Chromosomal Bromodomain-Containing Protein 3 (Brd3)

Name: Jingzhou Hao

Major: Biological science

School affiliation: School of Arts and Sciences

Programs: Aresty – Research or Conference Funding Recipient

Other contributors: Gaetano T. Montelione and Monica Roth, Swapna Gurla, Sri Aiyer, Li-Chung Ma, Scott A. McCallum

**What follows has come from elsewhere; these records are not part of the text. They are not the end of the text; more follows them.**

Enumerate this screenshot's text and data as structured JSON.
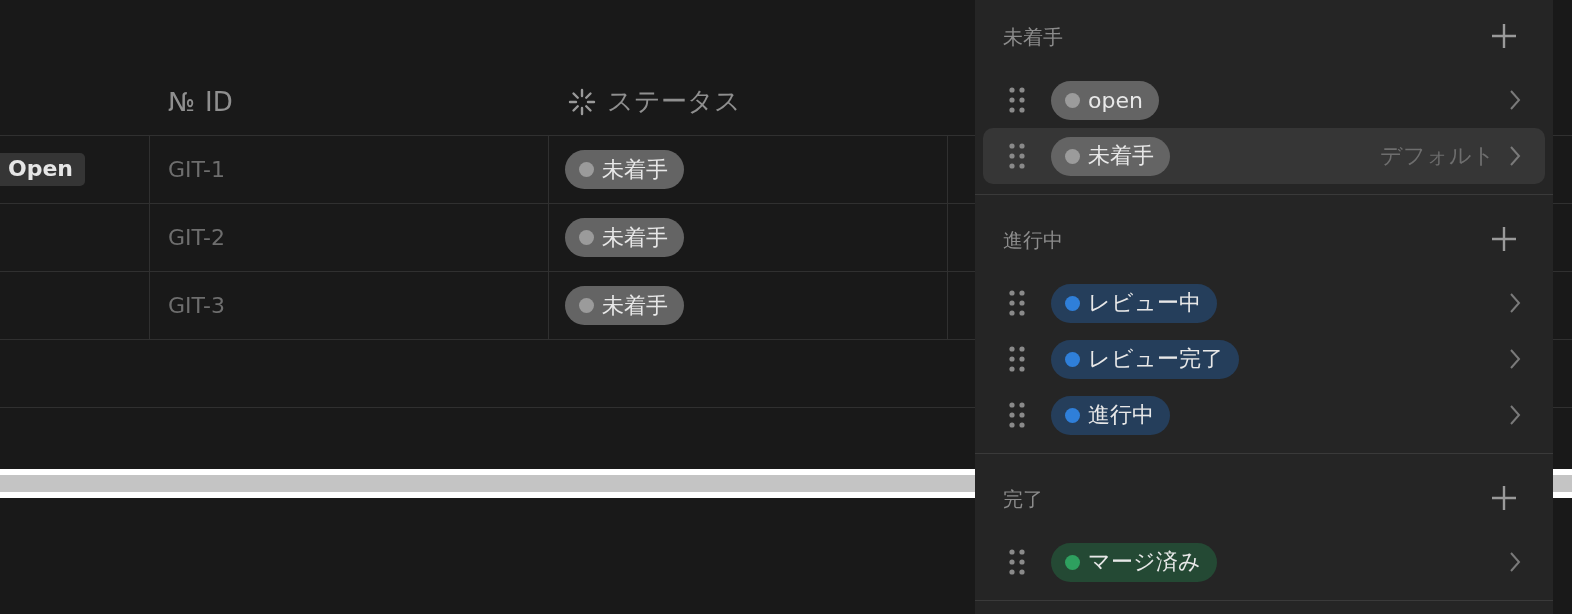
{
  "table": {
    "columns": [
      {
        "kind": "blank"
      },
      {
        "kind": "number",
        "icon_text": "№",
        "label": "ID"
      },
      {
        "kind": "status",
        "label": "ステータス"
      }
    ],
    "rows": [
      {
        "tag": "Open",
        "id": "GIT-1",
        "status": {
          "label": "未着手",
          "color": "#9b9b9b"
        }
      },
      {
        "id": "GIT-2",
        "status": {
          "label": "未着手",
          "color": "#9b9b9b"
        }
      },
      {
        "id": "GIT-3",
        "status": {
          "label": "未着手",
          "color": "#9b9b9b"
        }
      }
    ]
  },
  "status_panel": {
    "groups": [
      {
        "title": "未着手",
        "options": [
          {
            "label": "open",
            "color": "#9b9b9b",
            "highlighted": false
          },
          {
            "label": "未着手",
            "color": "#9b9b9b",
            "highlighted": true,
            "note": "デフォルト"
          }
        ]
      },
      {
        "title": "進行中",
        "options": [
          {
            "label": "レビュー中",
            "color": "#2f7fd9",
            "highlighted": false
          },
          {
            "label": "レビュー完了",
            "color": "#2f7fd9",
            "highlighted": false
          },
          {
            "label": "進行中",
            "color": "#2f7fd9",
            "highlighted": false
          }
        ]
      },
      {
        "title": "完了",
        "options": [
          {
            "label": "マージ済み",
            "color": "#2ea05f",
            "highlighted": false
          }
        ]
      }
    ]
  }
}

Abstract: Murine Leukemia Virus (MLV) is a gammaretrovirus which can integrate its viral cDNA into the host genome, catalyzed by the viral integrase (IN). The MLV IN requires the nuclear envelope to disassemble to gain access to host DNA during mitosis. During this process the IN protein interacts with the host Chromosomal Bromodomain-Containing Protein 3 (Brd3 protein), which influences the site of viral integration. Previous studies have found that MLV IN binds with the ET domain of Brd3 protein through its C terminal domain (CTD). This interaction helps MLV IN integrate into actively transcribed regions of the chromosome. In order to better understand how MLV IN CTD facilitates integration site selection when interacting with the Brd3 ET domain, we studied the conformational dynamics of the complex formed between MLV IN CTD and Brd3 protein. As part of this study we also explored new approaches for Residual Dipolar Coupling (RDC) measurements, to further refine the accuracy of the Brd3 ET protein structure determined by NMR methods. Finally, we studied the interaction between Brd3 ET and Human Nuclear Receptor Binding SET Domain Protein 3 (NSD3) to compare the structure of this complex and the one formed between Brd3 ET and MLV IN. In studying the structure of the Brd3 ET-MLV IN CTD complex, we characterized a 10-residues linker region in the MLV IN CTD. This linker has limited flexibility. Our results indicate that the limited flexibility of the linker region might facilitate the anchoring of the Brd3 ET domain and orienting the MLV integrase near the preferential integration sites on the chromosomal complexes. Our study provides novel information about the mechanism of MLV gene integration, revealing for the first time a potential role for the unstructured linker region in the biological process. More importantly, our findings provide fundamental structural biology data that will inform the design of small molecule inhibitors to regulate the MLV integration and for developing the MLV-based vector for gene therapy.